All records below are to be duplicated exactly, with every picture excluded.

◆ ◆ ◆ ◆

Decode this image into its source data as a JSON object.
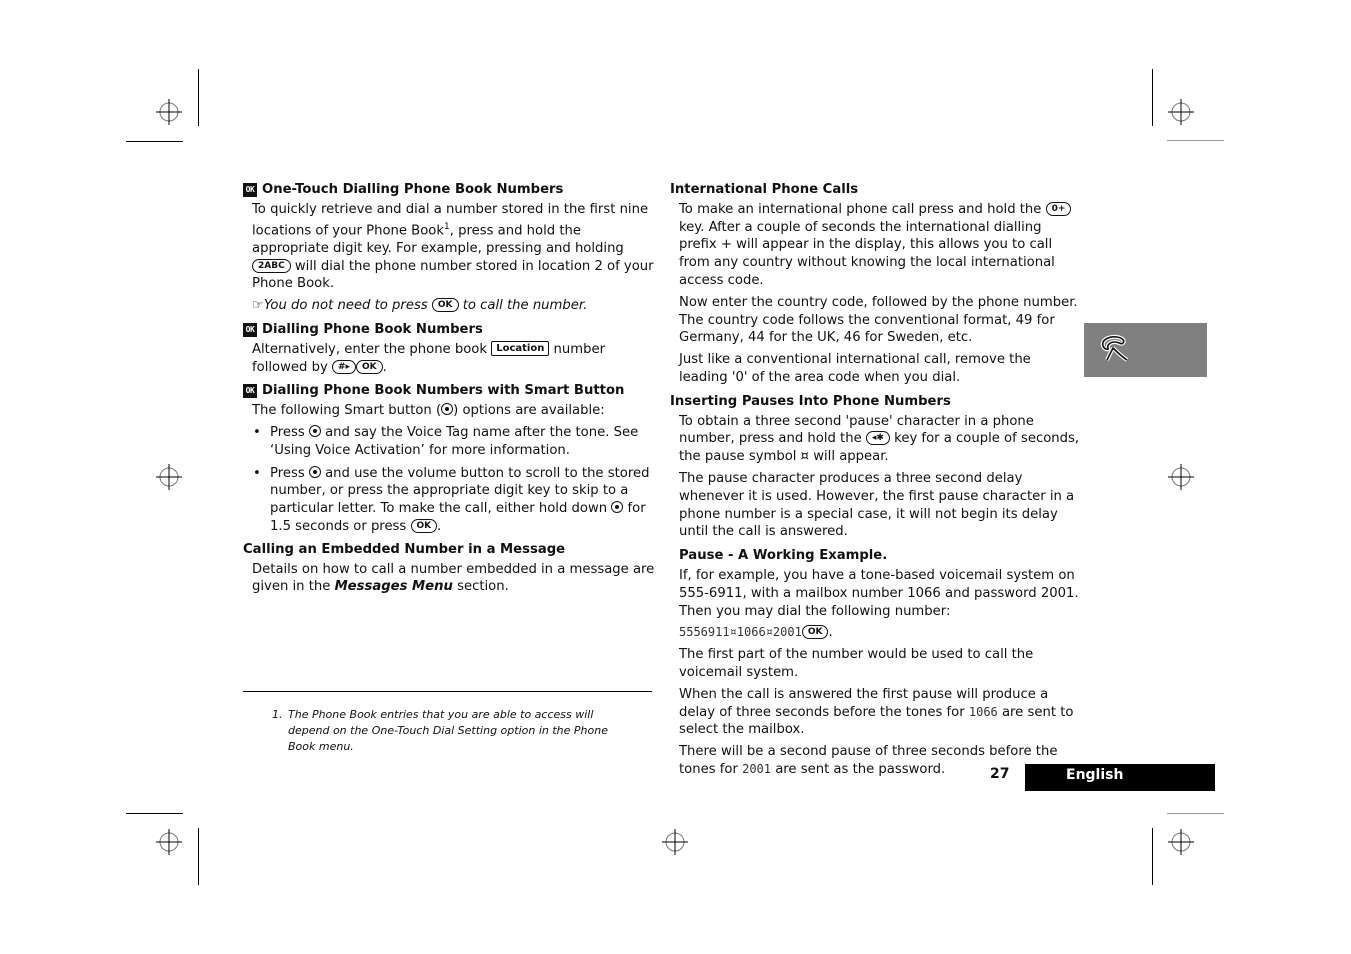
{
  "left_column": {
    "sections": [
      {
        "heading": "One-Touch Dialling Phone Book Numbers",
        "icon": "ok-icon",
        "para_parts": [
          "To quickly retrieve and dial a number stored in the first nine locations of your Phone Book",
          "1",
          ", press and hold the appropriate digit key. For example, pressing and holding ",
          " will dial the phone number stored in location 2 of your Phone Book."
        ],
        "key_label": "2ABC",
        "note_parts": [
          "You do not need to press ",
          " to call the number."
        ],
        "note_key": "OK"
      },
      {
        "heading": "Dialling Phone Book Numbers",
        "icon": "ok-icon",
        "para_parts": [
          "Alternatively, enter the phone book ",
          " number followed by ",
          "."
        ],
        "location_key": "Location",
        "hash_key": "#▸",
        "ok_key": "OK"
      },
      {
        "heading": "Dialling Phone Book Numbers with Smart Button",
        "icon": "ok-icon",
        "intro_parts": [
          "The following Smart button (",
          ") options are available:"
        ],
        "bullets": [
          {
            "parts": [
              "Press ",
              " and say the Voice Tag name after the tone. See ‘Using Voice Activation’ for more information."
            ]
          },
          {
            "parts": [
              "Press ",
              " and use the volume button to scroll to the stored number, or press the appropriate digit key to skip to a particular letter. To make the call, either hold down ",
              " for 1.5 seconds or press ",
              "."
            ],
            "ok_key": "OK"
          }
        ]
      },
      {
        "heading": "Calling an Embedded Number in a Message",
        "para_parts": [
          "Details on how to call a number embedded in a message are given in the ",
          "Messages Menu",
          " section."
        ]
      }
    ],
    "footnote": {
      "number": "1.",
      "text": "The Phone Book entries that you are able to access will depend on the One-Touch Dial Setting option in the Phone Book menu."
    }
  },
  "right_column": {
    "international": {
      "heading": "International Phone Calls",
      "p1_parts": [
        "To make an international phone call press and hold the ",
        " key. After a couple of seconds the international dialling prefix + will appear in the display, this allows you to call from any country without knowing the local international access code."
      ],
      "zero_key": "0+",
      "p2": "Now enter the country code, followed by the phone number. The country code follows the conventional format, 49 for Germany, 44 for the UK, 46 for Sweden, etc.",
      "p3": "Just like a conventional international call, remove the leading '0' of the area code when you dial."
    },
    "pauses": {
      "heading": "Inserting Pauses Into Phone Numbers",
      "p1_parts": [
        "To obtain a three second 'pause' character in a phone number, press and hold the ",
        " key for a couple of seconds, the pause symbol ¤ will appear."
      ],
      "star_key": "◂✱",
      "p2": "The pause character produces a three second delay whenever it is used. However, the first pause character in a phone number is a special case, it will not begin its delay until the call is answered."
    },
    "example": {
      "heading": "Pause - A Working Example.",
      "p1": "If, for example, you have a tone-based voicemail system on 555-6911, with a mailbox number 1066 and password 2001. Then you may dial the following number:",
      "number": "5556911¤1066¤2001",
      "ok_key": "OK",
      "p2": "The first part of the number would be used to call the voicemail system.",
      "p3_parts": [
        "When the call is answered the first pause will produce a delay of three seconds before the tones for ",
        "1066",
        " are sent to select the mailbox."
      ],
      "p4_parts": [
        "There will be a second pause of three seconds before the tones for ",
        "2001",
        " are sent as the password."
      ]
    }
  },
  "side_tab": {
    "icon": "phone-handset-icon",
    "color": "#808080"
  },
  "footer": {
    "page_number": "27",
    "language": "English"
  }
}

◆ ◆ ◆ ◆

§ **ANSWER FOR THIS EXERCISE**:
Decode this image into its source data as a JSON object.
{
  "left_column": {
    "sections": [
      {
        "heading": "One-Touch Dialling Phone Book Numbers",
        "icon": "ok-icon",
        "para_parts": [
          "To quickly retrieve and dial a number stored in the first nine locations of your Phone Book",
          "1",
          ", press and hold the appropriate digit key. For example, pressing and holding ",
          " will dial the phone number stored in location 2 of your Phone Book."
        ],
        "key_label": "2ABC",
        "note_parts": [
          "You do not need to press ",
          " to call the number."
        ],
        "note_key": "OK"
      },
      {
        "heading": "Dialling Phone Book Numbers",
        "icon": "ok-icon",
        "para_parts": [
          "Alternatively, enter the phone book ",
          " number followed by ",
          "."
        ],
        "location_key": "Location",
        "hash_key": "#▸",
        "ok_key": "OK"
      },
      {
        "heading": "Dialling Phone Book Numbers with Smart Button",
        "icon": "ok-icon",
        "intro_parts": [
          "The following Smart button (",
          ") options are available:"
        ],
        "bullets": [
          {
            "parts": [
              "Press ",
              " and say the Voice Tag name after the tone. See ‘Using Voice Activation’ for more information."
            ]
          },
          {
            "parts": [
              "Press ",
              " and use the volume button to scroll to the stored number, or press the appropriate digit key to skip to a particular letter. To make the call, either hold down ",
              " for 1.5 seconds or press ",
              "."
            ],
            "ok_key": "OK"
          }
        ]
      },
      {
        "heading": "Calling an Embedded Number in a Message",
        "para_parts": [
          "Details on how to call a number embedded in a message are given in the ",
          "Messages Menu",
          " section."
        ]
      }
    ],
    "footnote": {
      "number": "1.",
      "text": "The Phone Book entries that you are able to access will depend on the One-Touch Dial Setting option in the Phone Book menu."
    }
  },
  "right_column": {
    "international": {
      "heading": "International Phone Calls",
      "p1_parts": [
        "To make an international phone call press and hold the ",
        " key. After a couple of seconds the international dialling prefix + will appear in the display, this allows you to call from any country without knowing the local international access code."
      ],
      "zero_key": "0+",
      "p2": "Now enter the country code, followed by the phone number. The country code follows the conventional format, 49 for Germany, 44 for the UK, 46 for Sweden, etc.",
      "p3": "Just like a conventional international call, remove the leading '0' of the area code when you dial."
    },
    "pauses": {
      "heading": "Inserting Pauses Into Phone Numbers",
      "p1_parts": [
        "To obtain a three second 'pause' character in a phone number, press and hold the ",
        " key for a couple of seconds, the pause symbol ¤ will appear."
      ],
      "star_key": "◂✱",
      "p2": "The pause character produces a three second delay whenever it is used. However, the first pause character in a phone number is a special case, it will not begin its delay until the call is answered."
    },
    "example": {
      "heading": "Pause - A Working Example.",
      "p1": "If, for example, you have a tone-based voicemail system on 555-6911, with a mailbox number 1066 and password 2001. Then you may dial the following number:",
      "number": "5556911¤1066¤2001",
      "ok_key": "OK",
      "p2": "The first part of the number would be used to call the voicemail system.",
      "p3_parts": [
        "When the call is answered the first pause will produce a delay of three seconds before the tones for ",
        "1066",
        " are sent to select the mailbox."
      ],
      "p4_parts": [
        "There will be a second pause of three seconds before the tones for ",
        "2001",
        " are sent as the password."
      ]
    }
  },
  "side_tab": {
    "icon": "phone-handset-icon",
    "color": "#808080"
  },
  "footer": {
    "page_number": "27",
    "language": "English"
  }
}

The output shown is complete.